Friday, October 16, 2009

Jesus' Gospel and Grace are FAR More Powerful than That

I wrote the following quoted statement as a comment / response to someone in the thread earlier this week about the Mormon view of salvation and its reach beyond this mortal life, but I want to post it today as a separate topic - since I think it is something that simply MUST be considered when discussing salvation / exaltation / eternal reward.

I will say one thing, and I don't mean this to be confrontational, but I do
believe it strongly:

The idea that this life ONLY is the time to accept or reject is a great
cop-out for many people to practice hating and judging their neighbor - since
anyone can scream hellfire and damnation at others then blame them for rejecting
the message. Also, I just can't accept that God would damn someone who
attends Sunday School weekly and hears the Gospel preached but rejects
Christianity in this life because her pious father took her to church then went
home and raped her repeatedly, for example.

For justice to be just, it simply MUST account for mortal circumstances
that cloud judgment and push people away from truth.

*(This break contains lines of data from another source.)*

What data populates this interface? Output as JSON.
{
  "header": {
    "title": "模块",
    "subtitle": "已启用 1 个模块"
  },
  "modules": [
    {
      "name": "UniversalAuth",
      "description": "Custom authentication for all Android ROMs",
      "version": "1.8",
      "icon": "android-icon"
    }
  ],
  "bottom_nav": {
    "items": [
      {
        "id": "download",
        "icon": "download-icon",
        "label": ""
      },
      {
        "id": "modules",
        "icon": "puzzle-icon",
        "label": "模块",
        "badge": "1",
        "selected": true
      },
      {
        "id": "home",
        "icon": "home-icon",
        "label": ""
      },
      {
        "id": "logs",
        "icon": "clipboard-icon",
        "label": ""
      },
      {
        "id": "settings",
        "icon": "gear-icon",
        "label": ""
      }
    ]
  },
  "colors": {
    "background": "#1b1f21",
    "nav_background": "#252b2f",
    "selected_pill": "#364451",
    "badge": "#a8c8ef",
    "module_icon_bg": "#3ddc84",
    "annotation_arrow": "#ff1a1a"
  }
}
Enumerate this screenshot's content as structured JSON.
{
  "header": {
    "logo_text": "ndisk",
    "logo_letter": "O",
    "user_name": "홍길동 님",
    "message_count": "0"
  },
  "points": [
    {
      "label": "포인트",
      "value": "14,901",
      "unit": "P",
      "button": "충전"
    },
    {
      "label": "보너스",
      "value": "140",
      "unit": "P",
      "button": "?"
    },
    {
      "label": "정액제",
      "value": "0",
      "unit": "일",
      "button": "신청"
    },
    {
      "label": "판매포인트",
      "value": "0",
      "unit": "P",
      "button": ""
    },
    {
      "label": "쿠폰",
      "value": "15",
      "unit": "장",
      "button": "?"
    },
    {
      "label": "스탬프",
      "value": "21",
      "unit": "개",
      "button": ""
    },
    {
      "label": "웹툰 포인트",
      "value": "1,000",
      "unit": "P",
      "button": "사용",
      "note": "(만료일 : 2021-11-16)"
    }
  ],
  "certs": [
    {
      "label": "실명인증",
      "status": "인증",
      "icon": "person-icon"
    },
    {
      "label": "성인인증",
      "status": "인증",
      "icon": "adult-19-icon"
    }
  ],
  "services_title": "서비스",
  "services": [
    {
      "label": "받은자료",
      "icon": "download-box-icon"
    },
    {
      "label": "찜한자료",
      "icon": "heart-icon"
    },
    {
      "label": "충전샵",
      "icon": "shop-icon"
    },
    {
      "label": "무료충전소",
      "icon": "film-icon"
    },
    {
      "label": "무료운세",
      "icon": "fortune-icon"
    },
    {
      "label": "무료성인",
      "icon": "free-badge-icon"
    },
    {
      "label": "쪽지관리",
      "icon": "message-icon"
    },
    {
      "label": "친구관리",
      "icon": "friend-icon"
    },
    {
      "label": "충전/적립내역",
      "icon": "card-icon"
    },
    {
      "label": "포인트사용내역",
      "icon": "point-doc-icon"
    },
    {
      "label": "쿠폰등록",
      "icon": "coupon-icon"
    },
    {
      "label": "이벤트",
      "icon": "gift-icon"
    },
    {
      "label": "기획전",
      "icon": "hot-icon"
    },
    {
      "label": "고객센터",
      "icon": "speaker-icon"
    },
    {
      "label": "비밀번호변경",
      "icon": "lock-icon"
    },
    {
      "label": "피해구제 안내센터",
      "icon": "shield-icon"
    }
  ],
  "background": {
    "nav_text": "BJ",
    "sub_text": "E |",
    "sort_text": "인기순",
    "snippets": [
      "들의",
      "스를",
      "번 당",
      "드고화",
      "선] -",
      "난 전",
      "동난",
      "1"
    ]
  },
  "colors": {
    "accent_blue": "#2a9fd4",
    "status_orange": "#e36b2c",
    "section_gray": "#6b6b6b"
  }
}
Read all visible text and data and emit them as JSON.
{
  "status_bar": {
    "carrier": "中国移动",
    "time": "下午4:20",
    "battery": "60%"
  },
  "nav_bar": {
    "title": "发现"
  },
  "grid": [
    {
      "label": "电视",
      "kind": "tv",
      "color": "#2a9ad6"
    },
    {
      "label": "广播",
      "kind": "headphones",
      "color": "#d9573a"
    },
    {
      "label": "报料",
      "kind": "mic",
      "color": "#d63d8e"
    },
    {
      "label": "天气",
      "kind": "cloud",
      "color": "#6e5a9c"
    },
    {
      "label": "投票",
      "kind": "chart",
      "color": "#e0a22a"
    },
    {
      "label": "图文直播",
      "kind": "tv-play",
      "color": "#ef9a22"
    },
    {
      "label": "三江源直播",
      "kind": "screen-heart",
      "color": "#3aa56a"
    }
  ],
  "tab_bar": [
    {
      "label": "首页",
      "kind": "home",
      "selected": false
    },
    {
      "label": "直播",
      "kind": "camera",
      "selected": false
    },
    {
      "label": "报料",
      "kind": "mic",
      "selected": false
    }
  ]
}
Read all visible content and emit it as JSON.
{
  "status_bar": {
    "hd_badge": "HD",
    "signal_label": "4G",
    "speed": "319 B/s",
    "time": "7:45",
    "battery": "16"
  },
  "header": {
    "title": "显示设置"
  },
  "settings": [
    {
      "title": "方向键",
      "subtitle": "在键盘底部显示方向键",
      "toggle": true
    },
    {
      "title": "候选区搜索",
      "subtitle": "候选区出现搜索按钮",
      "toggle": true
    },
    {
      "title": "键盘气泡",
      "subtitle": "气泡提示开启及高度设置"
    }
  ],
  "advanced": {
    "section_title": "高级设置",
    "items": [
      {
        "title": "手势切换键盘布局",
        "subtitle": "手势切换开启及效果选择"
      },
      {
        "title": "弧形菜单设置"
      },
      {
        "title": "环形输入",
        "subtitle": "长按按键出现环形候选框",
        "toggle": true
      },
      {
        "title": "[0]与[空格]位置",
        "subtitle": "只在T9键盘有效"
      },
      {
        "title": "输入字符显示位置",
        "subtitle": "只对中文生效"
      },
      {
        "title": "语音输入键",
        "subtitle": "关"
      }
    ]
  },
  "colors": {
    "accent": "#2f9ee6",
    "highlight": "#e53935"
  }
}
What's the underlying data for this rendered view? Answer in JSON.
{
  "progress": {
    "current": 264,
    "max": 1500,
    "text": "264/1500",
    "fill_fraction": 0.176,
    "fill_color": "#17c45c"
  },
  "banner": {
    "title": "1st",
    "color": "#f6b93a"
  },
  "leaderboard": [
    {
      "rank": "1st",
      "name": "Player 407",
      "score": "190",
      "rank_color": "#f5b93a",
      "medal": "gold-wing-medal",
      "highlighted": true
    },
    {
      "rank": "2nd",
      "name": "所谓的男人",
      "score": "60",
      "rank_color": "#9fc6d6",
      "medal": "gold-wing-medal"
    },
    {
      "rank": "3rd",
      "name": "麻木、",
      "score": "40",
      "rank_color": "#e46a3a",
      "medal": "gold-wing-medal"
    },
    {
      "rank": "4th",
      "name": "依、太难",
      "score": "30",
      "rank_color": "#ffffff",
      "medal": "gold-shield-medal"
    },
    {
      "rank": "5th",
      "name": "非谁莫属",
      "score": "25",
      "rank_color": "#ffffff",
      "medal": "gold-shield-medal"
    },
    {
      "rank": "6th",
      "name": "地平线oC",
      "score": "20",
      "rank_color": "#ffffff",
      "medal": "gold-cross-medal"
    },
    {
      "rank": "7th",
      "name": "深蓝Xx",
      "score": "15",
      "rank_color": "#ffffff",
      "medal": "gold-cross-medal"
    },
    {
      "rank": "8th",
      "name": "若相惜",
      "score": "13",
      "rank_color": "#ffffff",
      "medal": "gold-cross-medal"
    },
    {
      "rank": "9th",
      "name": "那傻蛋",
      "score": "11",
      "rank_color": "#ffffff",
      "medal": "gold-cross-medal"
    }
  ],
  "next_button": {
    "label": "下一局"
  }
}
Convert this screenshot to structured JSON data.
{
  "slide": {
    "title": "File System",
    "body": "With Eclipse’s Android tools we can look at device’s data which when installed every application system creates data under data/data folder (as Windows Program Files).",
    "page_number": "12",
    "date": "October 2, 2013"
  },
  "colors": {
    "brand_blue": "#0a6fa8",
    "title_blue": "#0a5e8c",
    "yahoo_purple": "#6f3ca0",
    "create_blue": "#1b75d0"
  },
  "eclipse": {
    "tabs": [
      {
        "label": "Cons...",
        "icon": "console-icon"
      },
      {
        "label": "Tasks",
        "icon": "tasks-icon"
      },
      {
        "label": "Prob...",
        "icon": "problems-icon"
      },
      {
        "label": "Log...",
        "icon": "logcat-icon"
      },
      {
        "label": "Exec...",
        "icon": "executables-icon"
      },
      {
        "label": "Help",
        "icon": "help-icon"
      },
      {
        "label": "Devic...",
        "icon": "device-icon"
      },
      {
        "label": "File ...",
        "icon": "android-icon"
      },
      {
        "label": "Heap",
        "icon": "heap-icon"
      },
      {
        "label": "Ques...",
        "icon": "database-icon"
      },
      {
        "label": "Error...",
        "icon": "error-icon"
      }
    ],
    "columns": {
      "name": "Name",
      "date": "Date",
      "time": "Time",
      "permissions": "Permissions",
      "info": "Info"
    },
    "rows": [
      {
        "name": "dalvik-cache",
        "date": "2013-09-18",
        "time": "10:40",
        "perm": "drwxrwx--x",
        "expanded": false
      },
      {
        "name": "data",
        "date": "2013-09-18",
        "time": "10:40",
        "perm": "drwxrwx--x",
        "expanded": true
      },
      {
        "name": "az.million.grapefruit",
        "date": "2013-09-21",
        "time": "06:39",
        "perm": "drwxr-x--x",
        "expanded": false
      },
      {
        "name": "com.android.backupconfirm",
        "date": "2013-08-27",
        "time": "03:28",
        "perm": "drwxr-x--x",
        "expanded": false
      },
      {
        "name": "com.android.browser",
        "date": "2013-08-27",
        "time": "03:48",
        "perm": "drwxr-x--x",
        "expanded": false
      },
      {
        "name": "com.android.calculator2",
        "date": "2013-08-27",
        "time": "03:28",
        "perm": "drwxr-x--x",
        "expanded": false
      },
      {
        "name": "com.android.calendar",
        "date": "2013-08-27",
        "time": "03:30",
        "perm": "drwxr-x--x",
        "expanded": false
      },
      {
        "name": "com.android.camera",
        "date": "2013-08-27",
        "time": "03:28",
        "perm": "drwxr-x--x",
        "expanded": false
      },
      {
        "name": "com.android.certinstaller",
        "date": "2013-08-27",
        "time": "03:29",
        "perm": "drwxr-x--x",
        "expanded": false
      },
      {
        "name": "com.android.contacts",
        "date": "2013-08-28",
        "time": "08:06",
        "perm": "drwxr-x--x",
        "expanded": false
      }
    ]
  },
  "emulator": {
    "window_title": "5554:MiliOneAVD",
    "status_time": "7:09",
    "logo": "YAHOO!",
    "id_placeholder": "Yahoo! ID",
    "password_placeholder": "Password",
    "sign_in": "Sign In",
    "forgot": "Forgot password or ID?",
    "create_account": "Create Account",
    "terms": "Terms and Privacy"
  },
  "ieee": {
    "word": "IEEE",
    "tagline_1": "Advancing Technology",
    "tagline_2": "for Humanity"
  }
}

That, according to
the Bible as I read it, is the most powerful application of grace - and
rejecting a chance in the post-mortal existence, imo, is rejecting the heart of
grace.


Summary:

I don't believe God will punish someone for rejecting the Gospel if believers, especially, do a lousy or even abominable job of modeling it - and especially if people see evil done in the name of Christianity and reject the Christianity they see rather then pure Gospel Jesus preached. The idea that He is limited in His ability to save and exalt by our understanding and implementation of His Gospel is ludicrous to me. Jesus' Gospel and grace, in my opinion, are FAR more powerful than that.

1 comment:

Lorin said...

I agree 100 percent. God doesn't damn people for misunderstandings, for people who in good faith arrive at the wrong conclusions, or who are faithful to perceived truths that turned out not to be true after all.

Absent his vision on the road to Damascus, Saul may have lived his entire life as a persecutor of the saints rather than becoming the greatest Christian missionary of all time. He was turned by the grace of Jesus Christ, and a mighty powerful one that most could not hope to receive.

Alma's words to Corianton (Alma 40-42) say exactly what you're saying here. If you're the kind of person who desires goodness and righteousness, you're going to be rewarded with that in the resurrection. You mind could have been wrong about everything as long as your heart was right before God.

Jesus will not save us in our sins, but I believe he will save us in our stupidity. We'll all enter in through the same gate, and that gate will be wide open for anyone who would have walked through it had they recognized it for what it was. Our lives will provide ample evidence -- no matter how wrong we've been -- as to what we truly desired and why.